The items on your New Year’s resolution radar might be too big – or too vague – to set yourself on a good path toward better health in the new year.
Avera Integrative Medicine Health Coach Becky Hanzen said whittling might not be a pastime you enjoy, but it makes sense when it comes to success-shaping your goals for more energy, weight loss or overall well-being in this New Year.
“Build up a list, and then whittle the items on the list down to their essential elements,” said Hanzen, who works with the Avera Ideal Living Program for Weight Loss, helping coach people along their journeys every day. “If you just say lose 50 pounds – you might need to break that into several smaller pieces – look to lose the first five pounds initially, and then work forward from that point.”
Breaking Down Each Part of Formula
Weight loss is still among the top goals for people when it comes to the first page in the calendar, Hanzen said. But the formula for reaching it is made up of a number of components, and each of those can be whittled as well, she said.
“Let’s look at energy levels – if you want more energy in 2018, what are ways you can do that? It could be adjusting your schedule for better rest, it could be more exercise,” she said. “If you are going to exercise more, you again can pare it down. How often will you go? For how long? What sorts of variety will you add to your routine? All of these smaller questions are important to sort through before aiming at the bigger goal.”
Realism in resolutions is not rocket science, Hanzen said, but she reminds us all the necessity of keeping track and having some sense of responsible regard.
“If you’re looking to lose weight, there’s really nothing better than food journals. If it goes in your mouth, it goes into your journal,” she said. “It can help you cut calories, reduce or remove sugar. If a pen and paper seems old-fashioned, you can use a tracking app on your phone like My Fitness Pal – it’s one I recommend regularly and it helps you track carbs, sugar and protein. You keep track and you’re less likely to punt on your new and developing better habits.”
Friends Make Everything Better
Being human is really hard. So buddying-up with a spouse, friend or coworker can keep you on track.
“If I don’t show up to one of my mind-body exercise classes, my friends there are going to give me a little grief the next time, and that helps me to keep going. I know they are expecting me,” she said. “So share the goals you have – see if others are doing the same and help each other keep on target.”
Realize as well that when you’re trying to change your habits and routines, the phantom of failure may crop up. Here’s where you can out-plan your fears to avoid triggers.

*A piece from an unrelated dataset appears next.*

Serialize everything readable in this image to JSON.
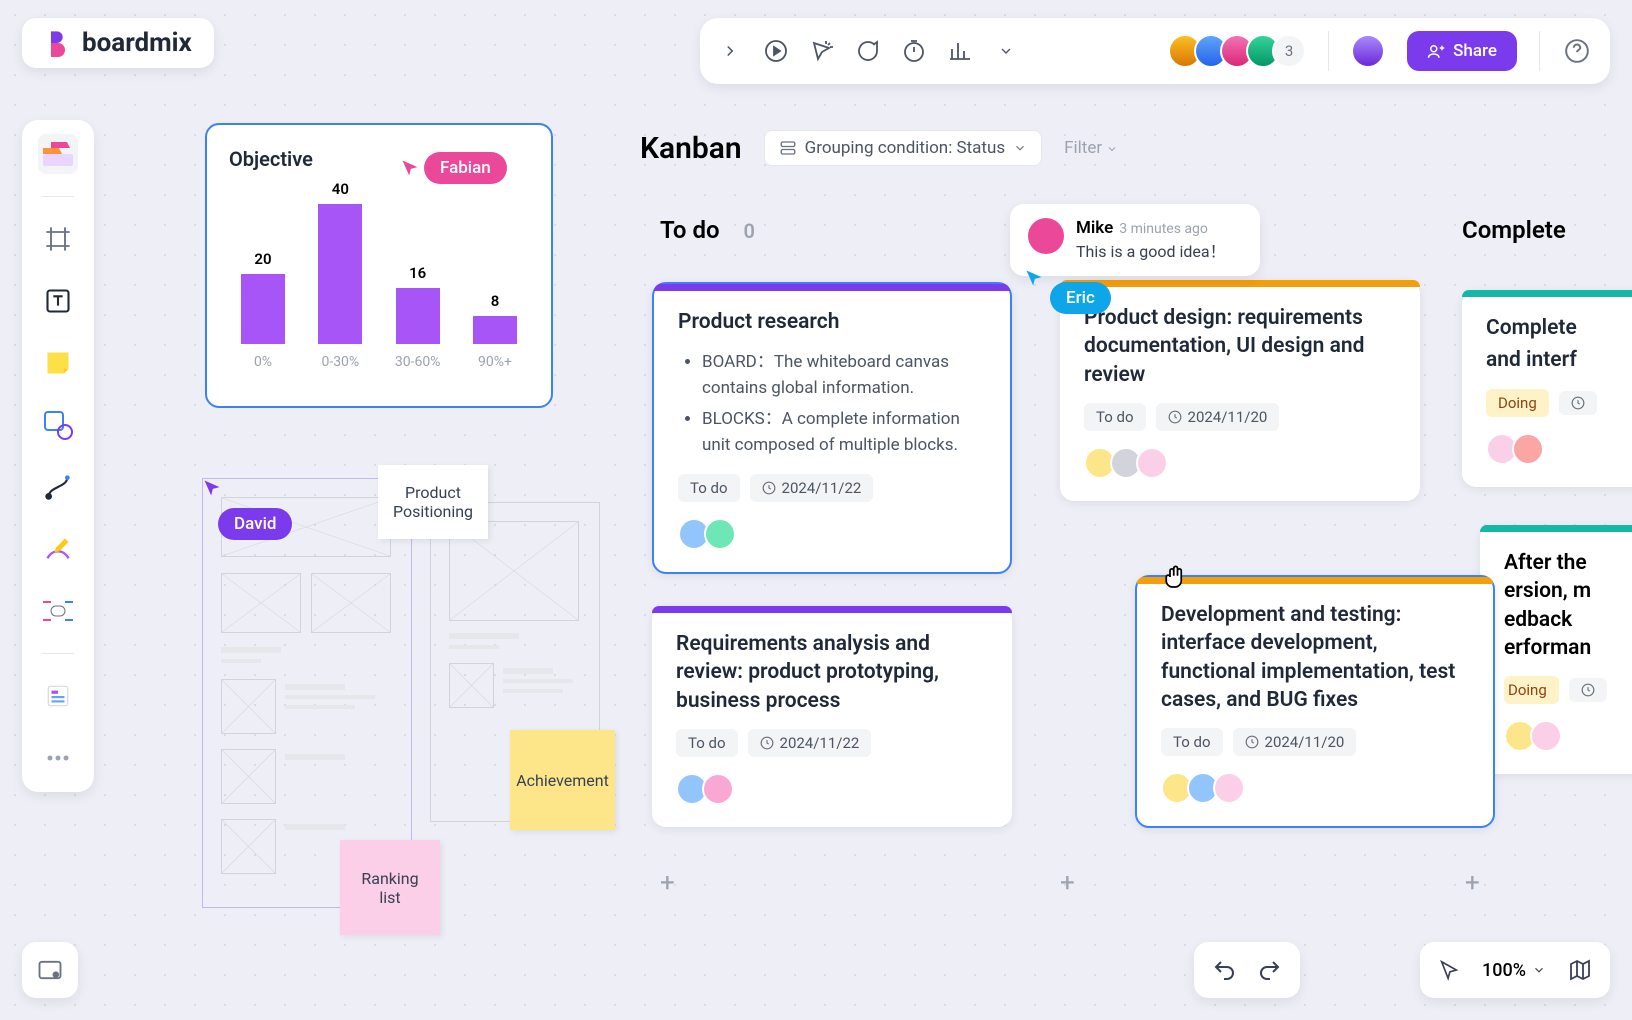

“Planning can help – do you have healthy snacks in your work area and car? Plan your meals for a week and journal what you eat – just for a week,” she said. “Then build from there. Small victories can help you avoid surrendering altogether. Remember to be kind to yourself, too. Remember, it’s hard being human – so be realistic and steady. You can achieve your goals – many people have done it before you. Now’s your chance to do the same.”